### Data extracted from a collection

========

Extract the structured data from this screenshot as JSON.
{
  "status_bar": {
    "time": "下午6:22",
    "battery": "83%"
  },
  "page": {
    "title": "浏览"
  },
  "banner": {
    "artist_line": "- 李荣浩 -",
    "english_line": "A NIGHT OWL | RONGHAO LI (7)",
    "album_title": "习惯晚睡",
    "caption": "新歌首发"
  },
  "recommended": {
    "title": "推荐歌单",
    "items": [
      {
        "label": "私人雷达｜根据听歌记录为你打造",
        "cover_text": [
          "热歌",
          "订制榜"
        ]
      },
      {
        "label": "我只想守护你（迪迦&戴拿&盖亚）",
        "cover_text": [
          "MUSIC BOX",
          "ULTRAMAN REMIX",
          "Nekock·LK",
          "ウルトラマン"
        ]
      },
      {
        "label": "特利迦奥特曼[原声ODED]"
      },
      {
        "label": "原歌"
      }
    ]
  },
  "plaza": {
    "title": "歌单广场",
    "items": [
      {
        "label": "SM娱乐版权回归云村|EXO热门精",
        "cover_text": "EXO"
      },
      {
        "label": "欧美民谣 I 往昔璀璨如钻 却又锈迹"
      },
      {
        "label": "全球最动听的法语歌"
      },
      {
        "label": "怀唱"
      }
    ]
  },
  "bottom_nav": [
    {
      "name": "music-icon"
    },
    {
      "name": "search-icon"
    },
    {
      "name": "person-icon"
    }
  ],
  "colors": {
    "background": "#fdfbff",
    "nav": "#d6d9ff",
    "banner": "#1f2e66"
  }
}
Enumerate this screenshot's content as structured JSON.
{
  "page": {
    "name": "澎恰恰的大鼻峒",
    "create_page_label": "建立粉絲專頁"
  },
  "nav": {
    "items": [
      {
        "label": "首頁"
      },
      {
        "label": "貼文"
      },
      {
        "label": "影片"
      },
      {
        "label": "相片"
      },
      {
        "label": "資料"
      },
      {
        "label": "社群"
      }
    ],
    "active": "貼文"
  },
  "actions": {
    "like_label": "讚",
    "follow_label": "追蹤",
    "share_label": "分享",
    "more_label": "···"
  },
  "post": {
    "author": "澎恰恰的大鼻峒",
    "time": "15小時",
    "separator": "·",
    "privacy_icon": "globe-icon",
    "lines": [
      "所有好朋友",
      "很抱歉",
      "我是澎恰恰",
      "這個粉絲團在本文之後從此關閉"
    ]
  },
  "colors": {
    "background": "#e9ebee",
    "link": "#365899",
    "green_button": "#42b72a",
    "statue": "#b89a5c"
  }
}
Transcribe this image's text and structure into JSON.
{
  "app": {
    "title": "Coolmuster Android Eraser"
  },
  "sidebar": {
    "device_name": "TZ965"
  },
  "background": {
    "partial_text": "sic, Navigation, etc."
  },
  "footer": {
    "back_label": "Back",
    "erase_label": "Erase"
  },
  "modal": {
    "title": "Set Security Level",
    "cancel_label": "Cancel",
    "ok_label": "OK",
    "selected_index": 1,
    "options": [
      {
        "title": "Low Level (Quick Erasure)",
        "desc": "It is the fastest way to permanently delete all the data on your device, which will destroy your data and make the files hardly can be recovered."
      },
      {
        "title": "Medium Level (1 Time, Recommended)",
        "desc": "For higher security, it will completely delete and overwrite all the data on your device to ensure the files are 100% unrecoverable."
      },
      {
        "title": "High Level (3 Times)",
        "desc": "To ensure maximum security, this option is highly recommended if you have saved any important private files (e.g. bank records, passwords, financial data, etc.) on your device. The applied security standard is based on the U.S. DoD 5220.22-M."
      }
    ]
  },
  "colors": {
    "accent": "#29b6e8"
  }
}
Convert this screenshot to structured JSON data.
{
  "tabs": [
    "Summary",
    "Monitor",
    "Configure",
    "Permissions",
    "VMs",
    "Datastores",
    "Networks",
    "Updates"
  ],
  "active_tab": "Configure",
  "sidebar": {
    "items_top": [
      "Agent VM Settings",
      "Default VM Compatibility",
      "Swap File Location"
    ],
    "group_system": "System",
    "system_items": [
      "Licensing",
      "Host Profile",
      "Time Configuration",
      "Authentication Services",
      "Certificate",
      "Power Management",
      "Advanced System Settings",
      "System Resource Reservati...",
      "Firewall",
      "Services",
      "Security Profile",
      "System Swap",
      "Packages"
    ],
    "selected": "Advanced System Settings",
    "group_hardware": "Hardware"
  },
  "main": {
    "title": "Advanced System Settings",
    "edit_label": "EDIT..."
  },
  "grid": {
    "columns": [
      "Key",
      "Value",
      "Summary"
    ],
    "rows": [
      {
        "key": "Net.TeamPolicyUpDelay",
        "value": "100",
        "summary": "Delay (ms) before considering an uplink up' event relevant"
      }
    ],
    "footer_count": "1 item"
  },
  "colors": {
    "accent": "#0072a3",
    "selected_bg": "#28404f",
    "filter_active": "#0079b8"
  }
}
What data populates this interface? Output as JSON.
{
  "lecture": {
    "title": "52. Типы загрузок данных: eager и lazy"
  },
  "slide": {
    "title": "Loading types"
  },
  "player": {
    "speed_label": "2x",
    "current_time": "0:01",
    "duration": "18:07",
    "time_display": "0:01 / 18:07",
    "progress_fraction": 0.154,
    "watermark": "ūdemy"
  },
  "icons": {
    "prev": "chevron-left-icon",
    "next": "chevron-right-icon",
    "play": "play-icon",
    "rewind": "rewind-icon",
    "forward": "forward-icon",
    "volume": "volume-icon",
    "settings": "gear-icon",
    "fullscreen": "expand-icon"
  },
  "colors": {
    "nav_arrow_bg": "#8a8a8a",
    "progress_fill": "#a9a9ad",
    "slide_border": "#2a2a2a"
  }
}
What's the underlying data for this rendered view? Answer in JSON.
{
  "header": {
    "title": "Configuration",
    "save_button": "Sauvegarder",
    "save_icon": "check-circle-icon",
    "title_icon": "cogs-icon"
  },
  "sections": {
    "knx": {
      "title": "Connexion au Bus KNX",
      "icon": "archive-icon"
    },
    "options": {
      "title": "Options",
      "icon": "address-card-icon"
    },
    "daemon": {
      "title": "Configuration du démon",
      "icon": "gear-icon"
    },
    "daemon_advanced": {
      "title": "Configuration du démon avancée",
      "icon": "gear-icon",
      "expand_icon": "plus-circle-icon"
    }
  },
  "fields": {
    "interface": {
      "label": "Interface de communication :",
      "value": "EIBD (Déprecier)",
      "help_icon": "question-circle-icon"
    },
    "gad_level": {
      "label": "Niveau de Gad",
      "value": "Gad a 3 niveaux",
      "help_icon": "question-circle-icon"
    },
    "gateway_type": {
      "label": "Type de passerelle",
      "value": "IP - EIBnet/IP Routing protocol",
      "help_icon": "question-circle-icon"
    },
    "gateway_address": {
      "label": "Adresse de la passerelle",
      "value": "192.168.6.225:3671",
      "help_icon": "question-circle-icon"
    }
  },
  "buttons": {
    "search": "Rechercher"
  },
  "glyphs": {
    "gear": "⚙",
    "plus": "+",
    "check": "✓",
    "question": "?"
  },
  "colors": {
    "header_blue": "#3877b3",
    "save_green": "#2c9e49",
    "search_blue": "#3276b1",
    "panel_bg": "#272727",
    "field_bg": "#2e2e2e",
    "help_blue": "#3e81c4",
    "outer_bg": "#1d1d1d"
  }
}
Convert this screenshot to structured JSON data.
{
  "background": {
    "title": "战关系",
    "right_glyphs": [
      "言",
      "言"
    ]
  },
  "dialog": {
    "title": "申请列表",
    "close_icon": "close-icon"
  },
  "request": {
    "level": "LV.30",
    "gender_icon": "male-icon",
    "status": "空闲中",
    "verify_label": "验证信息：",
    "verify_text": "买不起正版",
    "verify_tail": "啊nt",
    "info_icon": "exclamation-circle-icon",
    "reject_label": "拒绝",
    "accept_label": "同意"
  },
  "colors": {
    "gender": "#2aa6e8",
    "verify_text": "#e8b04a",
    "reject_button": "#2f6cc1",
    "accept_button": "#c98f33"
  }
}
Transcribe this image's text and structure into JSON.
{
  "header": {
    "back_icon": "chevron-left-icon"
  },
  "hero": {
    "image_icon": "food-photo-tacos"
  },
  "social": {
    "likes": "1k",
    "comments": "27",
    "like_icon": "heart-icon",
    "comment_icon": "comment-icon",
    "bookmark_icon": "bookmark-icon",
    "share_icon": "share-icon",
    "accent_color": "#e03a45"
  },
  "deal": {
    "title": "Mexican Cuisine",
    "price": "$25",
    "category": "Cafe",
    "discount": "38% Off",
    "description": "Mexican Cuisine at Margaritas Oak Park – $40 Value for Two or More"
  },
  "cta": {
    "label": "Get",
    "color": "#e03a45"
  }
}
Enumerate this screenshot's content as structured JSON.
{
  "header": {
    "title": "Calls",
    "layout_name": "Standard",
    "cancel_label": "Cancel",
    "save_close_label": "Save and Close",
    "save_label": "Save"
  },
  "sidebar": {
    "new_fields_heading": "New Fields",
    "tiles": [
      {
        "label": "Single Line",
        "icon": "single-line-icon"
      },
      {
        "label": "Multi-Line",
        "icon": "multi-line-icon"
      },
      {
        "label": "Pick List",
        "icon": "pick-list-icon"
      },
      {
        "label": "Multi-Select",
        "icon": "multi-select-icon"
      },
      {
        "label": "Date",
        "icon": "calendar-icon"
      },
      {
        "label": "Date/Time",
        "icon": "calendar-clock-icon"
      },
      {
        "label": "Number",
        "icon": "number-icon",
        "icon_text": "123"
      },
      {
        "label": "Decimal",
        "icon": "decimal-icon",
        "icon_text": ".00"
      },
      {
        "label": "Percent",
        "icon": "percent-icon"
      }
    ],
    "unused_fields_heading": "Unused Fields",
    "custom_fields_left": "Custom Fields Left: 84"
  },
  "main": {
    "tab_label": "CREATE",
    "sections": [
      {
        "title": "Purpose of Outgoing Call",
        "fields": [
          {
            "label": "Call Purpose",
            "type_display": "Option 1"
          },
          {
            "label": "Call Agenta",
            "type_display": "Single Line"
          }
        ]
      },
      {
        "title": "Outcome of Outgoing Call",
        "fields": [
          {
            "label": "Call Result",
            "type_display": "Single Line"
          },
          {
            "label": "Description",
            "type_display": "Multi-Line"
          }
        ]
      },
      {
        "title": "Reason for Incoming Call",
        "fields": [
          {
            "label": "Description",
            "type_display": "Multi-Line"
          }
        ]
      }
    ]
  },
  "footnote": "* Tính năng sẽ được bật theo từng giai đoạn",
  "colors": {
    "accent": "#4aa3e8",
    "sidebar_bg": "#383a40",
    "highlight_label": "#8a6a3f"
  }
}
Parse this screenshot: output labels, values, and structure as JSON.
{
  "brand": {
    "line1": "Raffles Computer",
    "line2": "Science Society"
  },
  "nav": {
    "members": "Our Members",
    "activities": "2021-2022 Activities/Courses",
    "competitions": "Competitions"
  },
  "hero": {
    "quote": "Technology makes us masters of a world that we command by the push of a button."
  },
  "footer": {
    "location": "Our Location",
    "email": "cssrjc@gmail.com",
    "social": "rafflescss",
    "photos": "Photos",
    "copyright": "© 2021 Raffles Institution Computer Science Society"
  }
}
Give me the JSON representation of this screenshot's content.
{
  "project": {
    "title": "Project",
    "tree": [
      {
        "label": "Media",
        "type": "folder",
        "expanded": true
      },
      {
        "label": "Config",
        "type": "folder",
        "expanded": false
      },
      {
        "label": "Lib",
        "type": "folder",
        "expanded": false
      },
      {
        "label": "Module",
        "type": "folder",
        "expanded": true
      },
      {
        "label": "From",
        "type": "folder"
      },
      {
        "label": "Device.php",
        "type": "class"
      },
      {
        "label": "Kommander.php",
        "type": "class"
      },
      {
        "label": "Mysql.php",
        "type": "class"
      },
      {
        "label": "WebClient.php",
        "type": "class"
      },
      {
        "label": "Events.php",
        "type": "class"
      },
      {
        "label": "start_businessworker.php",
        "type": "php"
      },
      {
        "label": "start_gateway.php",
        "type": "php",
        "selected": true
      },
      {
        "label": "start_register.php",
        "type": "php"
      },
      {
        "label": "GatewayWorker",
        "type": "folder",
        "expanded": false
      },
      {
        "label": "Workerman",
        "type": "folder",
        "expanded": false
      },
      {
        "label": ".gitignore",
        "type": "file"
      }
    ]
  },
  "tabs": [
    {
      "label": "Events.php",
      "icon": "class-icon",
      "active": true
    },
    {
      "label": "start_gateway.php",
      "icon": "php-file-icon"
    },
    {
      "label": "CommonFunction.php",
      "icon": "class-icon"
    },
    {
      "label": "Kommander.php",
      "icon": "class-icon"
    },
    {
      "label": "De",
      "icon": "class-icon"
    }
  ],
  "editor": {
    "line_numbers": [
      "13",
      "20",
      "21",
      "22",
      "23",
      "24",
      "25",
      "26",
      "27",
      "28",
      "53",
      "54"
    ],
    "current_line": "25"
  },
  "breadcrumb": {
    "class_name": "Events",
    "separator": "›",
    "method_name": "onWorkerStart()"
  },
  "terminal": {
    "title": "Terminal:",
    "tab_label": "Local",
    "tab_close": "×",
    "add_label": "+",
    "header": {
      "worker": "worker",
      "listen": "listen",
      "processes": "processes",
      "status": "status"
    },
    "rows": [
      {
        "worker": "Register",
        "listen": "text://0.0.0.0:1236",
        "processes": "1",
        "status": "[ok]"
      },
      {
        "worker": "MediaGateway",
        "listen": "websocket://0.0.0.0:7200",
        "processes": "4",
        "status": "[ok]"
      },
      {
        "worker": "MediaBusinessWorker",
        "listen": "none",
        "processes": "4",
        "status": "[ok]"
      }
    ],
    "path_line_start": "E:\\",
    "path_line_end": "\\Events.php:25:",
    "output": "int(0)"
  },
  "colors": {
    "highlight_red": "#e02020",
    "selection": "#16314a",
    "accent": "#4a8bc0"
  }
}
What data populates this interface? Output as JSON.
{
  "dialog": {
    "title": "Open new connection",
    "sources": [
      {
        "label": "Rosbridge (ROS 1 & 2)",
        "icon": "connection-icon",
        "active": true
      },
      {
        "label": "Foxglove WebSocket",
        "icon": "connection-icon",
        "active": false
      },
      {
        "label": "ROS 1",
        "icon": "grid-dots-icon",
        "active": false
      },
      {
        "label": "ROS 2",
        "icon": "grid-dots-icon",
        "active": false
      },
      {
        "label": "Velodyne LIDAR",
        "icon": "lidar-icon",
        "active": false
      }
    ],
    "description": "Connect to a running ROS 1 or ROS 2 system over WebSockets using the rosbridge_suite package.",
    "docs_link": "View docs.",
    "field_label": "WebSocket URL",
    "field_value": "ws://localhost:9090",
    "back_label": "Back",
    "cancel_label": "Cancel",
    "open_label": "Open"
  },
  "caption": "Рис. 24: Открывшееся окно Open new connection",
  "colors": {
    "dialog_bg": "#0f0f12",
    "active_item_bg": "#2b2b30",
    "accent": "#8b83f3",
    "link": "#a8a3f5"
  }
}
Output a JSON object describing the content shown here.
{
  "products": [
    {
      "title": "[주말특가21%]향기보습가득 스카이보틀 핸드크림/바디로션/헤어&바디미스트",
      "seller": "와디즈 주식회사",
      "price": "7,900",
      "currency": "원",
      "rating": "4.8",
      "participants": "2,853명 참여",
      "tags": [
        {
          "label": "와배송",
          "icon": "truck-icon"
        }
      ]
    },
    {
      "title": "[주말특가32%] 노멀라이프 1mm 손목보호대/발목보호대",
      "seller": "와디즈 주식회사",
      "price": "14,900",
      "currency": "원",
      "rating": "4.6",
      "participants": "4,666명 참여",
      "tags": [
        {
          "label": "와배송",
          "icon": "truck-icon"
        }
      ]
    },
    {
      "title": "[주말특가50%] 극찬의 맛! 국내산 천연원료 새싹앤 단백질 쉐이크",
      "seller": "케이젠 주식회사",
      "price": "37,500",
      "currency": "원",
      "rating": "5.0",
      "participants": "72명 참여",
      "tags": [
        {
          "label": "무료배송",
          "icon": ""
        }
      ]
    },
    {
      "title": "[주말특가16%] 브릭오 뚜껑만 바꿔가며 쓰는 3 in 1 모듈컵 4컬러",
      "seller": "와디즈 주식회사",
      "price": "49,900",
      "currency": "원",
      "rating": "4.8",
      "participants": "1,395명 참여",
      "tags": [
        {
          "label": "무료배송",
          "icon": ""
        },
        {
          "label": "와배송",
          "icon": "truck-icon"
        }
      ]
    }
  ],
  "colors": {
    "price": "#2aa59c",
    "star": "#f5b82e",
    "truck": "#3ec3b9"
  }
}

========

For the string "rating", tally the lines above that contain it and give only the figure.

### Answer to this exercise
4